Global crude oil supply outages
According to the EIA, global crude oil supply outages increased by 208,000 bpd (barrels per day) or 14% to 1,738,000 bpd in December 2017—compared to November 2017. However, supply outages declined by 494,000 bpd or 22% year-over-year.
Global crude oil supply outages were near a four-month high in December 2017. Any increase in supply outages is bullish for oil (BNO) (USO) prices. Higher oil (UCO) prices benefit energy companies (IXC) (IYE) like Viper Energy (VNOM), Stone Energy (SGY), and Triangle Petroleum (TPLM).
Highs and lows
Global crude oil supply outages hit 1.53 MMbpd (million barrels per day) in November 2017—the lowest level since 2011. On the other hand, supply outages hit 3.7 MMbpd in May 2016—the highest level since 2011. Brent (BNO) oil prices increased 12.4% in May 2016 from April 2016 partly due to supply outages.
OPEC and non-OPEC and oil supply outages in 2016 and 2017
OPEC producers’ oil supply outages averaged 2.2 MMbpd in 2016. Libya, Nigeria, and Iraq had the most supply outages among OPEC producers in 2016. OPEC producers’ oil supply outages averaged 1.4 MMbpd in 2017. Libya, Nigeria, Iraq, Saudi Arabia, and Kuwait had the most supply outages among OPEC producers in 2017.
Non-OPEC oil producers’ supply outages averaged 0.47 MMbpd in 2016 and 0.53 MMbpd in 2017. Yemen, Sudan, and Canada had the most supply outages among non-OPEC producers in 2016. Canada, Yemen, and Sudan had the most supply outages among non-OPEC producers in 2017.

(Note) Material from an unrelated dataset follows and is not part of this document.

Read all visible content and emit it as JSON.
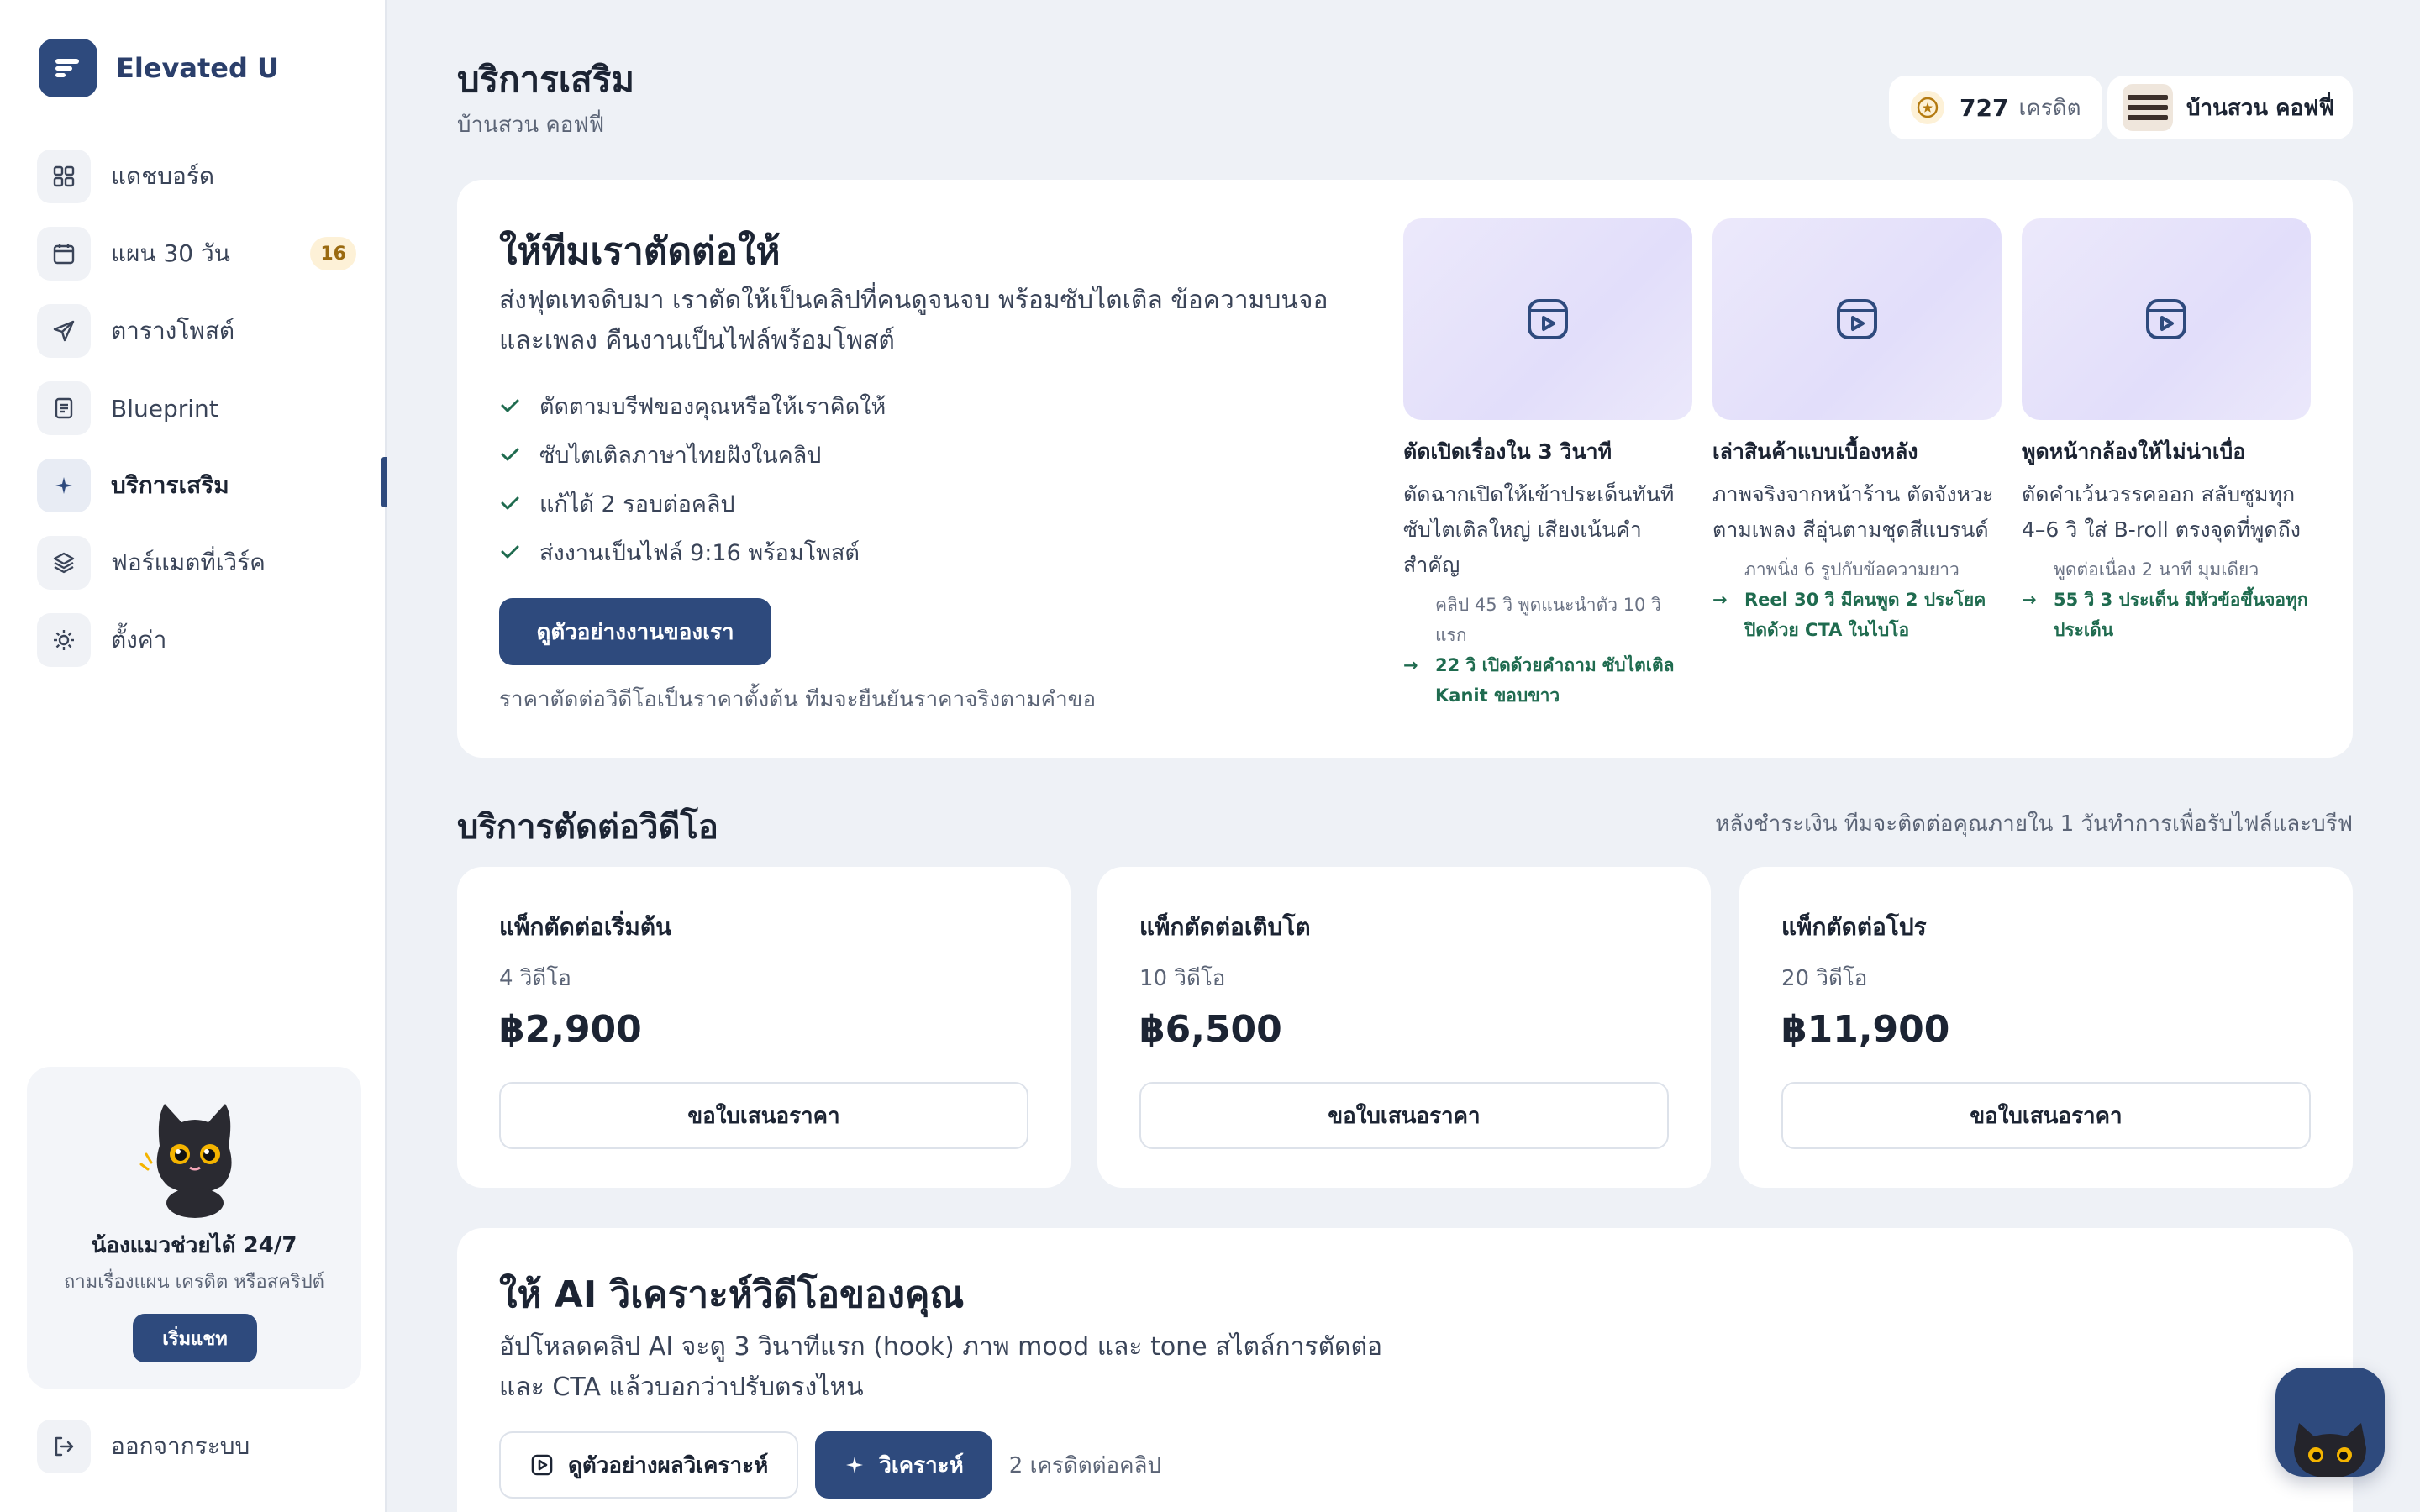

Impact of global crude oil supply outages
Global supply outages averaged 2.7 MMbpd and 1.9 MMbpd in 2016 and 2017. Supply outages could increase due to geopolitical tensions and the weather. Any unplanned supply outages from Libya, Nigeria, Iran, and Iraq could boost oil (DWT) (SCO) prices in 2018.
Read Crude Oil Prices Could Hit $80 per Barrel in 2018 for updates on crude oil.